Ms Ivinson said: “A new land use trend is taking root in rural Scotland, with swathes of the country becoming woodland. This is being driven, in part, by carbon offsetting, with an emerging carbon market that is being helped along by forestry grants and corporate demand for land that offers potential for tree-planting.
“What’s already clear is that our beloved rural areas are playing a huge role in Scotland’s target to reach net-zero greenhouse gas emissions by 2045.
She continued: “As a rural accountancy firm dealing with landowner businesses, we’re told on a near daily basis of the level of enquires from interested suitors. However, those seeking to make the most of Scotland’s carbon opportunities must navigate a confusing taxation landscape.
“With no specific guidance from HMRC on how these carbon credits should be taxed, this lack of clarity and certainty only serves to hamper the carbon trading market and impact net-zero targets.”
Landowners looking to create woodland carbon units, must have the units registered, assessed and validated. During the establishment of that woodland, Pending Issuance Units (PIUs), a promise to deliver a future carbon offset, can be sold.
Despite the woodland not sequestering the full amount of carbon the year it is planted, there is value in the sequestration potential at that stage.

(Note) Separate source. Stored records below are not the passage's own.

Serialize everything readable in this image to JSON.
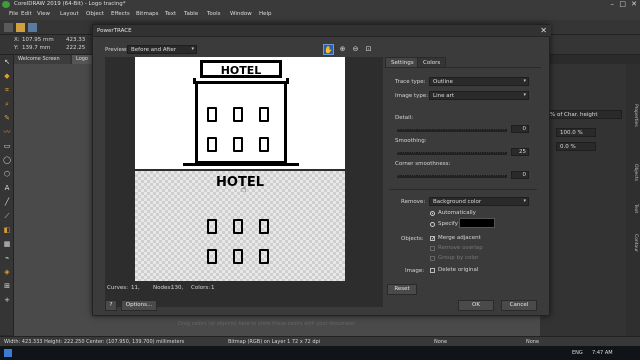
{
  "app": {
    "title": "CorelDRAW 2019 (64-Bit) - Logo tracing*",
    "menu": [
      "File",
      "Edit",
      "View",
      "Layout",
      "Object",
      "Effects",
      "Bitmaps",
      "Text",
      "Table",
      "Tools",
      "Window",
      "Help"
    ],
    "doc_tabs": [
      "Welcome Screen",
      "Logo"
    ],
    "coords": {
      "x": "107.95 mm",
      "y": "139.7 mm",
      "w": "423.33",
      "h": "222.25"
    }
  },
  "right_panel": {
    "char_height": "% of Char. height",
    "pct1": "100.0 %",
    "pct2": "0.0 %"
  },
  "dock_tabs": [
    "Properties",
    "Objects",
    "Text",
    "Contour"
  ],
  "dialog": {
    "title": "PowerTRACE",
    "preview_label": "Preview:",
    "preview_mode": "Before and After",
    "preview_text": "HOTEL",
    "stats": {
      "curves_label": "Curves:",
      "curves": "11,",
      "nodes_label": "Nodes:",
      "nodes": "130,",
      "colors_label": "Colors:",
      "colors": "1"
    },
    "tabs": [
      "Settings",
      "Colors"
    ],
    "trace_type_label": "Trace type:",
    "trace_type": "Outline",
    "image_type_label": "Image type:",
    "image_type": "Line art",
    "detail_label": "Detail:",
    "detail_value": "0",
    "smoothing_label": "Smoothing:",
    "smoothing_value": "25",
    "corner_label": "Corner smoothness:",
    "corner_value": "0",
    "remove_label": "Remove:",
    "remove_value": "Background color",
    "auto_label": "Automatically",
    "specify_label": "Specify",
    "specify_color": "#000000",
    "objects_label": "Objects:",
    "merge_label": "Merge adjacent",
    "remove_overlap_label": "Remove overlap",
    "group_label": "Group by color",
    "image_label": "Image:",
    "delete_label": "Delete original",
    "reset_label": "Reset",
    "help_label": "?",
    "options_label": "Options...",
    "ok_label": "OK",
    "cancel_label": "Cancel"
  },
  "status": {
    "left": "Width: 423.333  Height: 222.250  Center: (107.950, 139.700)  millimeters",
    "mid": "Bitmap (RGB) on Layer 1 72 x 72 dpi",
    "hint": "Drag colors (or objects) here to store these colors with your document",
    "fill_none": "None",
    "outline_none": "None"
  },
  "taskbar": {
    "lang": "ENG",
    "time": "7:47 AM"
  },
  "colors": {
    "accent": "#e0a030",
    "dialog_bg": "#3b3b3b"
  }
}
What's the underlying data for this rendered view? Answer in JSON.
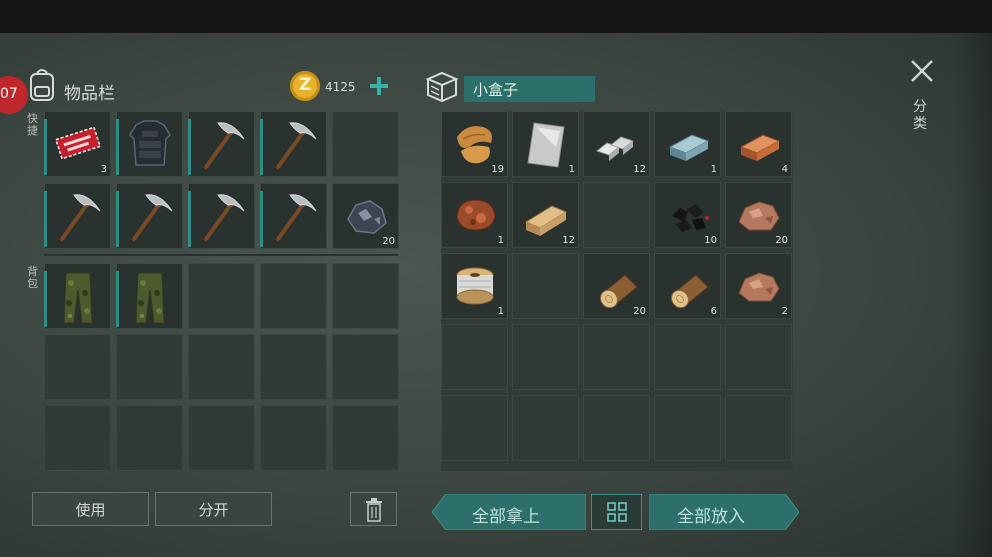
{
  "top_badge": "07",
  "left_panel": {
    "title": "物品栏",
    "coins": "4125",
    "hotbar_label": "快捷",
    "backpack_label": "背包",
    "hotbar": [
      {
        "icon": "coupon-icon",
        "count": "3"
      },
      {
        "icon": "armor-vest-icon",
        "count": ""
      },
      {
        "icon": "pickaxe-icon",
        "count": ""
      },
      {
        "icon": "pickaxe-icon",
        "count": ""
      },
      {
        "icon": "",
        "count": ""
      },
      {
        "icon": "pickaxe-icon",
        "count": ""
      },
      {
        "icon": "pickaxe-icon",
        "count": ""
      },
      {
        "icon": "pickaxe-icon",
        "count": ""
      },
      {
        "icon": "pickaxe-icon",
        "count": ""
      },
      {
        "icon": "ore-rock-icon",
        "count": "20"
      }
    ],
    "backpack": [
      {
        "icon": "camo-pants-icon",
        "count": ""
      },
      {
        "icon": "camo-pants-icon",
        "count": ""
      },
      {
        "icon": "",
        "count": ""
      },
      {
        "icon": "",
        "count": ""
      },
      {
        "icon": "",
        "count": ""
      },
      {
        "icon": "",
        "count": ""
      },
      {
        "icon": "",
        "count": ""
      },
      {
        "icon": "",
        "count": ""
      },
      {
        "icon": "",
        "count": ""
      },
      {
        "icon": "",
        "count": ""
      },
      {
        "icon": "",
        "count": ""
      },
      {
        "icon": "",
        "count": ""
      },
      {
        "icon": "",
        "count": ""
      },
      {
        "icon": "",
        "count": ""
      },
      {
        "icon": "",
        "count": ""
      }
    ],
    "use_label": "使用",
    "split_label": "分开"
  },
  "right_panel": {
    "title": "小盒子",
    "side_label": "分类",
    "slots": [
      {
        "icon": "fiber-icon",
        "count": "19"
      },
      {
        "icon": "metal-sheet-icon",
        "count": "1"
      },
      {
        "icon": "silver-ingot-icon",
        "count": "12"
      },
      {
        "icon": "steel-ingot-icon",
        "count": "1"
      },
      {
        "icon": "copper-ingot-icon",
        "count": "4"
      },
      {
        "icon": "raw-meat-icon",
        "count": "1"
      },
      {
        "icon": "wood-plank-icon",
        "count": "12"
      },
      {
        "icon": "",
        "count": ""
      },
      {
        "icon": "coal-icon",
        "count": "10"
      },
      {
        "icon": "copper-ore-icon",
        "count": "20"
      },
      {
        "icon": "wire-spool-icon",
        "count": "1"
      },
      {
        "icon": "",
        "count": ""
      },
      {
        "icon": "log-icon",
        "count": "20"
      },
      {
        "icon": "log-icon",
        "count": "6"
      },
      {
        "icon": "copper-ore-icon",
        "count": "2"
      },
      {
        "icon": "",
        "count": ""
      },
      {
        "icon": "",
        "count": ""
      },
      {
        "icon": "",
        "count": ""
      },
      {
        "icon": "",
        "count": ""
      },
      {
        "icon": "",
        "count": ""
      },
      {
        "icon": "",
        "count": ""
      },
      {
        "icon": "",
        "count": ""
      },
      {
        "icon": "",
        "count": ""
      },
      {
        "icon": "",
        "count": ""
      },
      {
        "icon": "",
        "count": ""
      }
    ],
    "take_all_label": "全部拿上",
    "put_all_label": "全部放入"
  },
  "colors": {
    "accent_teal": "#2f8c86",
    "button_teal": "#2c6f6b",
    "badge_red": "#c0272d",
    "coin_gold": "#e8b22c"
  }
}
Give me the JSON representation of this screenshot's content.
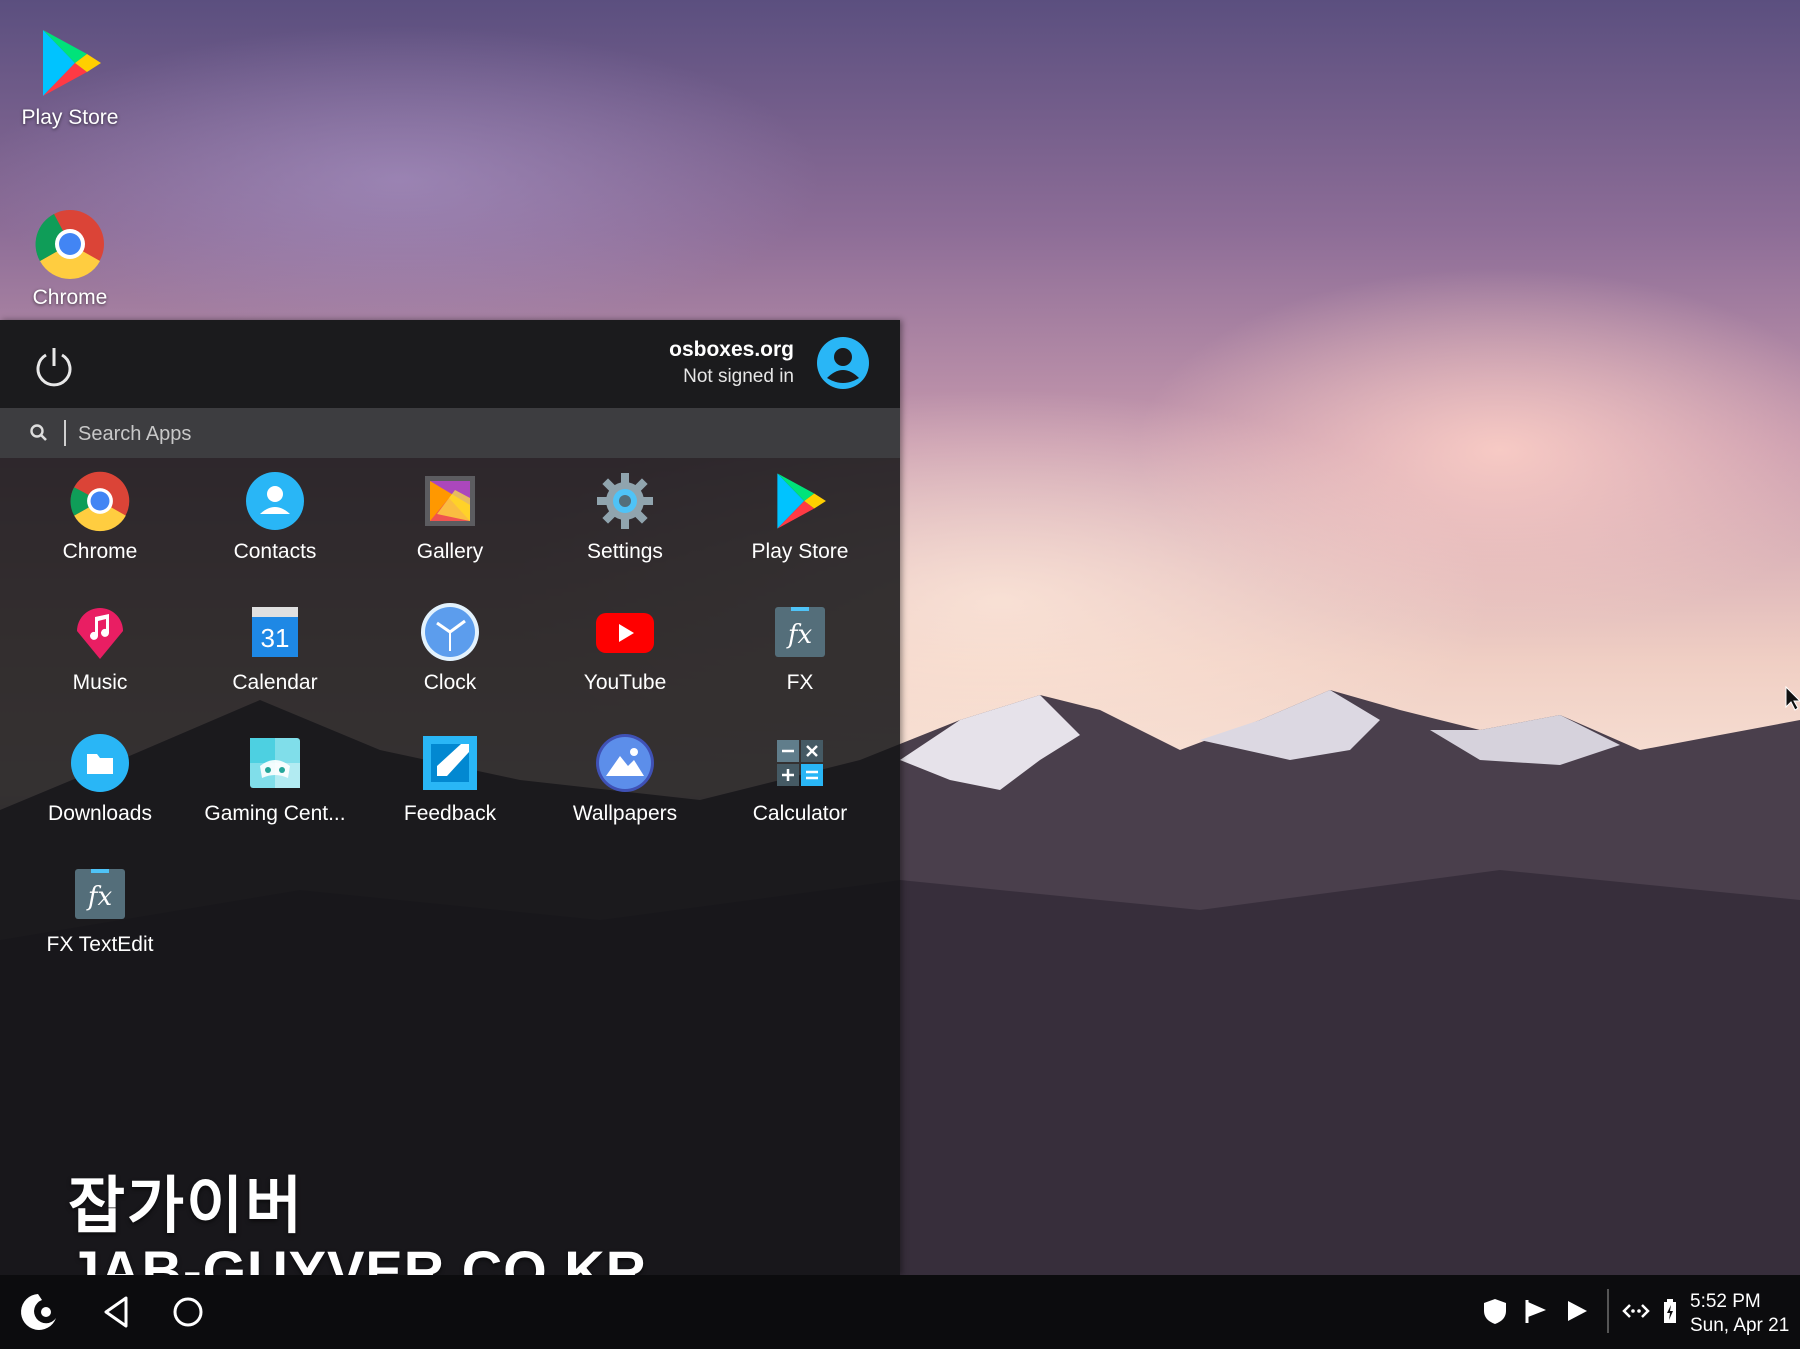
{
  "desktop": {
    "icons": [
      {
        "label": "Play Store",
        "icon": "play-store-icon"
      },
      {
        "label": "Chrome",
        "icon": "chrome-icon"
      }
    ]
  },
  "start_menu": {
    "user": {
      "name": "osboxes.org",
      "status": "Not signed in"
    },
    "search": {
      "placeholder": "Search Apps",
      "value": ""
    },
    "apps": [
      {
        "label": "Chrome",
        "icon": "chrome-icon"
      },
      {
        "label": "Contacts",
        "icon": "contacts-icon"
      },
      {
        "label": "Gallery",
        "icon": "gallery-icon"
      },
      {
        "label": "Settings",
        "icon": "settings-gear-icon"
      },
      {
        "label": "Play Store",
        "icon": "play-store-icon"
      },
      {
        "label": "Music",
        "icon": "music-icon"
      },
      {
        "label": "Calendar",
        "icon": "calendar-icon",
        "badge": "31"
      },
      {
        "label": "Clock",
        "icon": "clock-icon"
      },
      {
        "label": "YouTube",
        "icon": "youtube-icon"
      },
      {
        "label": "FX",
        "icon": "fx-icon"
      },
      {
        "label": "Downloads",
        "icon": "downloads-icon"
      },
      {
        "label": "Gaming Cent...",
        "icon": "gaming-center-icon"
      },
      {
        "label": "Feedback",
        "icon": "feedback-icon"
      },
      {
        "label": "Wallpapers",
        "icon": "wallpapers-icon"
      },
      {
        "label": "Calculator",
        "icon": "calculator-icon"
      },
      {
        "label": "FX TextEdit",
        "icon": "fx-textedit-icon"
      }
    ]
  },
  "watermark": {
    "line1": "잡가이버",
    "line2": "JAB-GUYVER.CO.KR"
  },
  "taskbar": {
    "clock": {
      "time": "5:52 PM",
      "date": "Sun, Apr 21"
    },
    "tray_icons": [
      "shield-icon",
      "flag-notification-icon",
      "play-notification-icon",
      "network-icon",
      "battery-icon"
    ]
  },
  "colors": {
    "accent": "#29b6f6",
    "menu_bg": "#1b1b1d",
    "search_bg": "#3d3d40",
    "taskbar_bg": "#0c0c0e"
  }
}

After certain growth targets are met, at 5 year increments, PIUs can be verified and converted into Woodland Carbon Units (WCUs), which can also be sold.
Ms Ivinson said: “Many argue there should be an exemption from taxation – currently, income that arises from commercial woodland occupied with a view to the realisation of profits is exempt from a charge to income or corporation tax.
“However, should revenue that occurs from carbon sequestration really be viewed as income from commercial woodland? It is not a physical product being sold, only the mere promise of a future delivery, which may fail to come to fruition.
“Lastly, are carbon credits subject to capital gains tax? While the sale of standing timber is exempt from this charge, there is no clear understanding on whether carbon credits should be treated as capital items, can it really be seen as capital when no capital asset is being sold?
“Naturally, it would benefit landowners and organisations if carbon credits were exempt or at the very least subjected to a lower tax rate.
She concluded: “Without proper guidance from HMRC there is a danger these groups could be exposed to huge variations in taxation rates depending on how the income from PIUs and WCUs are classified.”
“Getting the structure wrong could be extremely costly – with income tax rates varying anywhere between nil to 46%.
“We need legislation to address this grey area, if we are to enable this emerging market to flourish. In the meantime, we can only plan as we see fit.”